Middle East expert Cahit Tuz says Emir Sheikh Tamim bin Hamad al Thani’s picking of Turkey as his first trip abroad after the crisis shows that he was trying to find out what kind of role Turkey could take in the negotiations.

Turkish President Tayyip Erdogan meets with Qatar's Emir Sheikh Tamim Bin Hamad Al-Thani in Ankara, Turkey, September 14, 2017.
Turkish President Tayyip Erdogan meets with Qatar's Emir Sheikh Tamim Bin Hamad Al-Thani in Ankara, Turkey, September 14, 2017.

Qatar’s Emir Sheikh Tamim bin Hamad al Thani on Thursday arrived in Ankara to meet with Turkish President Recep Tayyip Erdogan in his first trip abroad after the Gulf crisis erupted. 

On June 5, Saudi Arabia, the UAE, Egypt and Bahrain cut diplomatic ties and trade links with Qatar, with accusations of supporting terrorism based on its ties with the Muslim Brotherhood and Iran.

Few countries, including Israel, Saudi Arabia and the Egyptian government which came to power after toppling the country’s first democratically elected president, Mohammed Morsi, designate the Muslim Brotherhood as a terrorist organisation. 

Turkey has supported the Gulf ally against the blockage imposed by the Saudi-led block in terms of military cooperation and basic necessities, including food and medicine. 

In late July, President Erdogan paid a visit to the Gulf region in a bid to find a political solution to the crisis, also visiting Qatar.

Now the Qatari emir has picked Turkey for his first overseas trip, a week before the world leaders’ United Nations meeting in New York. 

The Qatari emir and President Erdogan are expected to discuss the crisis with the Gulf states. 

"Turkey's moves prevented a possible intervention"

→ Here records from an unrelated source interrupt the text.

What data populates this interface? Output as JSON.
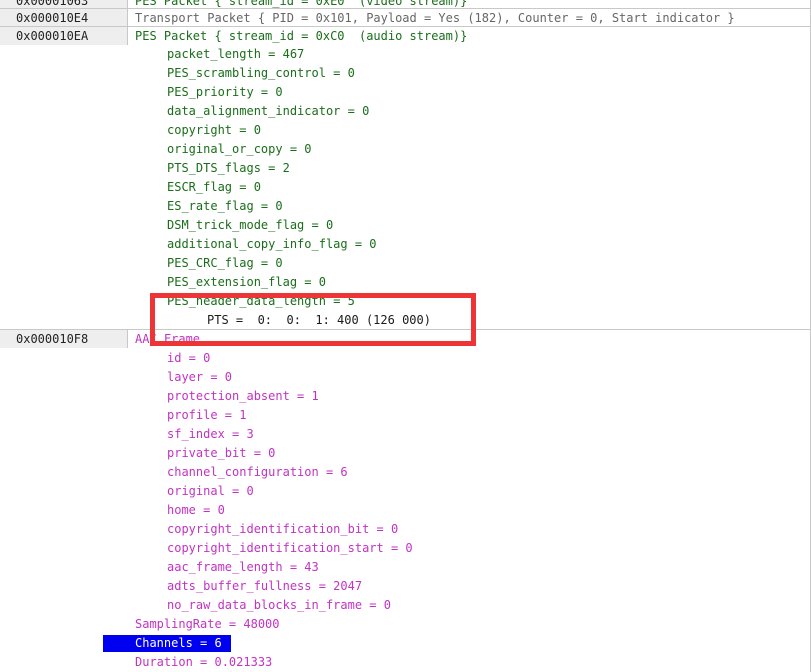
{
  "colors": {
    "offset_bg": "#eeeeee",
    "pes_text": "#1a6e1a",
    "aac_text": "#c233c2",
    "selection_bg": "#0000f0",
    "highlight_border": "#ee3535"
  },
  "rows": {
    "r0": {
      "offset": "0x00001063",
      "text": "PES Packet { stream_id = 0xE0  (video stream)}"
    },
    "r1": {
      "offset": "0x000010E4",
      "text": "Transport Packet { PID = 0x101, Payload = Yes (182), Counter = 0, Start indicator }"
    },
    "r2": {
      "offset": "0x000010EA",
      "text": "PES Packet { stream_id = 0xC0  (audio stream)}"
    }
  },
  "pes_fields": [
    "packet_length = 467",
    "PES_scrambling_control = 0",
    "PES_priority = 0",
    "data_alignment_indicator = 0",
    "copyright = 0",
    "original_or_copy = 0",
    "PTS_DTS_flags = 2",
    "ESCR_flag = 0",
    "ES_rate_flag = 0",
    "DSM_trick_mode_flag = 0",
    "additional_copy_info_flag = 0",
    "PES_CRC_flag = 0",
    "PES_extension_flag = 0",
    "PES_header_data_length = 5"
  ],
  "pts_line": "PTS =  0:  0:  1: 400 (126 000)",
  "aac_header": {
    "offset": "0x000010F8",
    "text": "AAC Frame"
  },
  "aac_fields": [
    "id = 0",
    "layer = 0",
    "protection_absent = 1",
    "profile = 1",
    "sf_index = 3",
    "private_bit = 0",
    "channel_configuration = 6",
    "original = 0",
    "home = 0",
    "copyright_identification_bit = 0",
    "copyright_identification_start = 0",
    "aac_frame_length = 43",
    "adts_buffer_fullness = 2047",
    "no_raw_data_blocks_in_frame = 0"
  ],
  "summary": {
    "sampling_rate": "SamplingRate = 48000",
    "channels": "Channels = 6",
    "duration": "Duration = 0.021333"
  }
}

“His picking of Turkey as his first trip abroad after the crisis shows that he was trying to find out what kind of role Turkey could take in the negotiations,” said Cahit Tuz, who is an expert in Middle East affairs, and deputy chairman of the Oriental Research Centre based in Istanbul.

Tuz said Turkey played a vital role in the crisis which could lead the process to a different level.

“The Gulf states were planning military intervention. Cutting diplomatic ties suddenly, closing international airspace and sea routes  –  all of which are the steps when one wants to attack a country – were signs of plans for a military intervention,” he said. 

“Turkey gave a clear message that they [the Saudi-led bloc] must give up the idea of a military operation against Qatar by sending troops and military equipment.”

“Turkey’s move both prevented a possible intervention and also forced the Gulf states to compose a list of demands for Qatar to start negotiations.”

The four Gulf states asked Qatar to meet 13 demands, including closing the Turkish military base in the country, closing the Al Jazeera news network and reducing ties to their regional adversary Iran, an official of one of the four countries said.

The bloc later modified the demands and reduced it to six broad principles, excluding the closure of Al Jazeera from the list.

The question is “when will the sides agree to solve the crisis?” said Tuz, adding the Saudi-led bloc didn’t make their decision without US knowledge.

“US President Donald Trump was planning to kick off diplomatic negotiations between the Gulf states and Israel, but it was going to be impossible because of Qatar’s presence,” he said. 

“The crisis has many dynamics. So I expect no solution to the crisis in the short term, but the diplomatic process will start soon,” Tuz said.

The two leaders are also expected to discuss how to boost economic ties. 

Source: TRT World